Work task: Using the data below, count the lines that carry the string "value" and write only the count.

+ + + +

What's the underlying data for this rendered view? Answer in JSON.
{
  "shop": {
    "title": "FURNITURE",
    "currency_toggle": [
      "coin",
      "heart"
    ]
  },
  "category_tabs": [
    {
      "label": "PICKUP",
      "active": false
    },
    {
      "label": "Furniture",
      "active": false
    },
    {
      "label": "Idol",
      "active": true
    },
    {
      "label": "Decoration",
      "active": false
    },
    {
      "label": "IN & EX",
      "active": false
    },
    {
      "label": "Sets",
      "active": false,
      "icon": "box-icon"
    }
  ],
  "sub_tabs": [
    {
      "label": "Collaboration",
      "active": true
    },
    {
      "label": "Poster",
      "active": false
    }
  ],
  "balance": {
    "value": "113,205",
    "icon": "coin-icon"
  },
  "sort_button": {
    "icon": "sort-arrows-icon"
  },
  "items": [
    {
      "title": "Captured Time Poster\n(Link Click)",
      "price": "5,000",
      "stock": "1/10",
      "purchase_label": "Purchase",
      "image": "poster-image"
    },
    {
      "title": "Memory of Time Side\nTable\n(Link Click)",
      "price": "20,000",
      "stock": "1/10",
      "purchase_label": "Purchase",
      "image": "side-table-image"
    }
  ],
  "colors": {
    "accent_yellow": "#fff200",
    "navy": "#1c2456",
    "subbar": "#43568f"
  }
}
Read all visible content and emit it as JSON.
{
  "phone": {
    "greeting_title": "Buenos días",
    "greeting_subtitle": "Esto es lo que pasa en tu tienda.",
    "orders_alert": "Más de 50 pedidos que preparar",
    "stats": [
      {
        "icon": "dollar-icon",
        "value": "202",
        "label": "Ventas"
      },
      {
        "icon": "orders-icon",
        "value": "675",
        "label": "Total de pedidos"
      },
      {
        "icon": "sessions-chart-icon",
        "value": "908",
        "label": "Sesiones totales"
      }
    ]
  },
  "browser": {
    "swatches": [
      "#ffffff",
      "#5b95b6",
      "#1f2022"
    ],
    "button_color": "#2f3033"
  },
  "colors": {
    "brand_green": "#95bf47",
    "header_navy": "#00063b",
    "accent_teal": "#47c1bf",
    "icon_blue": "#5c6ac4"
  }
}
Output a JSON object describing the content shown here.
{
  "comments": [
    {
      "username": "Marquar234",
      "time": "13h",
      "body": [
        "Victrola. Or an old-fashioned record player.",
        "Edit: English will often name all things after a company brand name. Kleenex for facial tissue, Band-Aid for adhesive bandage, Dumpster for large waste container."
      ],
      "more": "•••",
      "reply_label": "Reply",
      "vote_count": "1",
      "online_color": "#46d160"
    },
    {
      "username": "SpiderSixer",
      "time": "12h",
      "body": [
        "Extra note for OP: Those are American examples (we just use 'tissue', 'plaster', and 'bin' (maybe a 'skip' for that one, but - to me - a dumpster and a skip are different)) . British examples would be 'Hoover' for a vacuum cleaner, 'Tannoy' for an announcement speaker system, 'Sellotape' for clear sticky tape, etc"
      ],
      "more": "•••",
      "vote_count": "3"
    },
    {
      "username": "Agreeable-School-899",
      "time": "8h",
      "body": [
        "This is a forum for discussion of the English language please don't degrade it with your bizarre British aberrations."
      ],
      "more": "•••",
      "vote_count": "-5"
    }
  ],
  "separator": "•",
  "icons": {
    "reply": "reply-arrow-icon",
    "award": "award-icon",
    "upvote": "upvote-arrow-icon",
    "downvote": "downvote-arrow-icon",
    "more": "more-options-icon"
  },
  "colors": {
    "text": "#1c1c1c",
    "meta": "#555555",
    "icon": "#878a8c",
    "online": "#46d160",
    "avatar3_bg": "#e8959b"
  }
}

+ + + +

Solution to this task: 4